* Directions for this task *
Take each line in the entries below that holds "JSON" and show it.

* Task input *
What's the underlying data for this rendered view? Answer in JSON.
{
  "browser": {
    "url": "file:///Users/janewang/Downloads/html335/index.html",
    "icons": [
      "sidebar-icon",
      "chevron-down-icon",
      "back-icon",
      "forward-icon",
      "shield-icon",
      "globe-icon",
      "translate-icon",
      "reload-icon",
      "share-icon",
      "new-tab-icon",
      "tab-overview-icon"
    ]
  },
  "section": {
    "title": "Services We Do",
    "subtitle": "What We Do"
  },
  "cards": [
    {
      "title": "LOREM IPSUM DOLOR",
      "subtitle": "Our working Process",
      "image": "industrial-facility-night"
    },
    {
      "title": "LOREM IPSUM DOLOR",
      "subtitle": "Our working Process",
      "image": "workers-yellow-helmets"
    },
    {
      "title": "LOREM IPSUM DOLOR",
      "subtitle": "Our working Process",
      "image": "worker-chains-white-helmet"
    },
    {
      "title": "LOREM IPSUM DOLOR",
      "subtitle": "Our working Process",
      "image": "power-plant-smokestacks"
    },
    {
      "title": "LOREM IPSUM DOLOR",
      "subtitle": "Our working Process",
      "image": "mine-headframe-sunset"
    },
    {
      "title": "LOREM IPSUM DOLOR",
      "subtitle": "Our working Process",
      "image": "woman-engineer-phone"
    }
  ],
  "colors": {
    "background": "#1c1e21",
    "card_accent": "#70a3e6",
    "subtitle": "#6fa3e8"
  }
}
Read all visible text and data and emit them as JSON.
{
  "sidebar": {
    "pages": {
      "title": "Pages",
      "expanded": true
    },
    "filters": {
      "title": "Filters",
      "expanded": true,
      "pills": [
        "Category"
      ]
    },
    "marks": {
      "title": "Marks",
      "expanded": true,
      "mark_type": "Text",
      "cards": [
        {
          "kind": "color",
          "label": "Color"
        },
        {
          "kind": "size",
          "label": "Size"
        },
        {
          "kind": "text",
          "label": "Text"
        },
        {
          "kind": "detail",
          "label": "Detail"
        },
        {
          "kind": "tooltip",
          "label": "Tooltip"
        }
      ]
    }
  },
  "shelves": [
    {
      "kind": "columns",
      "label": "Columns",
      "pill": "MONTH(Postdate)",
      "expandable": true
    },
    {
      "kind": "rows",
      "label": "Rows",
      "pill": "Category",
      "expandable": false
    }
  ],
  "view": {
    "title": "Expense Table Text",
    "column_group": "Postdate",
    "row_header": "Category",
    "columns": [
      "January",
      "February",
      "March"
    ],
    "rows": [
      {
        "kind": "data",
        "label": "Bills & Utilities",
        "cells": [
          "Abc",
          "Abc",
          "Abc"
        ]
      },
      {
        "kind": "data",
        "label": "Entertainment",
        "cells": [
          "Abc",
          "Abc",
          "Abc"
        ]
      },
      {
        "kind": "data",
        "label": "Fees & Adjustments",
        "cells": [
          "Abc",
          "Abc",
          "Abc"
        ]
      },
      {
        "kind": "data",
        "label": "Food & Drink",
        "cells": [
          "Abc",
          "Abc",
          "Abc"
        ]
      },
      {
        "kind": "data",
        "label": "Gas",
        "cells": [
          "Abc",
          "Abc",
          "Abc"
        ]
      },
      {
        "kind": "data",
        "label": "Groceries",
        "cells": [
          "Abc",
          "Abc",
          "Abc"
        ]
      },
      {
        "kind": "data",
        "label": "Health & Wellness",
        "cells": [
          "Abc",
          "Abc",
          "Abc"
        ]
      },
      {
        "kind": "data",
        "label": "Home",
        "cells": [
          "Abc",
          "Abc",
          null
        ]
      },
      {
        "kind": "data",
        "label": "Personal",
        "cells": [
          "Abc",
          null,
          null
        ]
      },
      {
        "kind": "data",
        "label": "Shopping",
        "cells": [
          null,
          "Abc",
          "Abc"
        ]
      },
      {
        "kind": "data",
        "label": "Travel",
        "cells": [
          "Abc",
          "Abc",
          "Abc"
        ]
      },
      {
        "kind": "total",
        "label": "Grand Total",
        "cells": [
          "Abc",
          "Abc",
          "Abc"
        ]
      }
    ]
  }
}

* Output for this task *
What's the underlying data for this rendered view? Answer in JSON.
Read all visible text and data and emit them as JSON.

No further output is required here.